.

How to show your progress​

  1. Create an account in .
  2. Copy board to your personal account. See how to copy a board .
Now that you have a copy of our official board, you just need to pass the cards to the Doing column or Done column as you progress in your study.

We also have labels to help you have more control through the process. The meaning of each of these labels is:

  • Main Curriculum: cards with that label represent courses that are listed in our curriculum.
  • Extra Resources: cards with that label represent courses that were added by the student.
  • Doing: cards with that label represent courses the student is currently doing.
  • Done: cards with that label represent courses finished by the student. Those cards should also have the link for at least one project/article built with the knowledge acquired in such a course.
  • Section: cards with that label represent the section that we have in our curriculum. Those cards with the Section label are only to help the organization of the Done column. You should put the Course's cards below its respective Section's card.
The intention of this board is to provide our students a way to track their progress, and also the ability to show their progress through a public page for friends, family, employers, etc. You can change the status of your board to be public or private.

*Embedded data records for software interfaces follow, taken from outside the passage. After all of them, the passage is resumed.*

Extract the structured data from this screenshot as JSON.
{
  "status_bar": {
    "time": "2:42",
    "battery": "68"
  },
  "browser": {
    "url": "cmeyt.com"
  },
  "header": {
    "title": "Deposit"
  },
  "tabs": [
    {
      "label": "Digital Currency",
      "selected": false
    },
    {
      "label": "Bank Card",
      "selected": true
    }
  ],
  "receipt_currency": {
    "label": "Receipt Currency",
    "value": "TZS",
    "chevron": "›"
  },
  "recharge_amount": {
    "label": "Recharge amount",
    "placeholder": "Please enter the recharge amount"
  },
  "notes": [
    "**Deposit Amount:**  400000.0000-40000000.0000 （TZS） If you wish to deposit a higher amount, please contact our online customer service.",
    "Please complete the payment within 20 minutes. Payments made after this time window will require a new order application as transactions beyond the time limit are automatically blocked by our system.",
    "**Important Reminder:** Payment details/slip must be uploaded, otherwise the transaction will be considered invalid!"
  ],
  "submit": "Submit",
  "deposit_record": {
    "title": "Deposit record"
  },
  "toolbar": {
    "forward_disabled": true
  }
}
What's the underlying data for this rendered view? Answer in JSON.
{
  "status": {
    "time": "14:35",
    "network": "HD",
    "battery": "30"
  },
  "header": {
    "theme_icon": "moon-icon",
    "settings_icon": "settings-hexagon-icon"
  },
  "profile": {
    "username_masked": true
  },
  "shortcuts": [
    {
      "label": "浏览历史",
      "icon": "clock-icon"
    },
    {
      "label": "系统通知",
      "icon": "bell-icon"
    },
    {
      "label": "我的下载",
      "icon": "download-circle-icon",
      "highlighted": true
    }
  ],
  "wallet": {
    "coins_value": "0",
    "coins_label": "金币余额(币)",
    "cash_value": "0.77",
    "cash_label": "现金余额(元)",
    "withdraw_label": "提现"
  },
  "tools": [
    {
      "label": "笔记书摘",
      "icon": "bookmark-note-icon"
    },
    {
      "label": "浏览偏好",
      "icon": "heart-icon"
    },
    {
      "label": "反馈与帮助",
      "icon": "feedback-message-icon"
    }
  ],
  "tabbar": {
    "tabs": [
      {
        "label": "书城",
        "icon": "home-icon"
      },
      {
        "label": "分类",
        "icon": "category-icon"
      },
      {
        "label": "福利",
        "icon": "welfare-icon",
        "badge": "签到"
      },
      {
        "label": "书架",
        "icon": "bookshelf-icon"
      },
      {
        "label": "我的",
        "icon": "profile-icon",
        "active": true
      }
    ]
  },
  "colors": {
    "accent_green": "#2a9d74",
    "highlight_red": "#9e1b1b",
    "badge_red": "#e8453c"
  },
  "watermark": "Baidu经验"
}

Team​

  • : founder of OSSU
  • : lead technical maintainer
  • : lead academic maintainer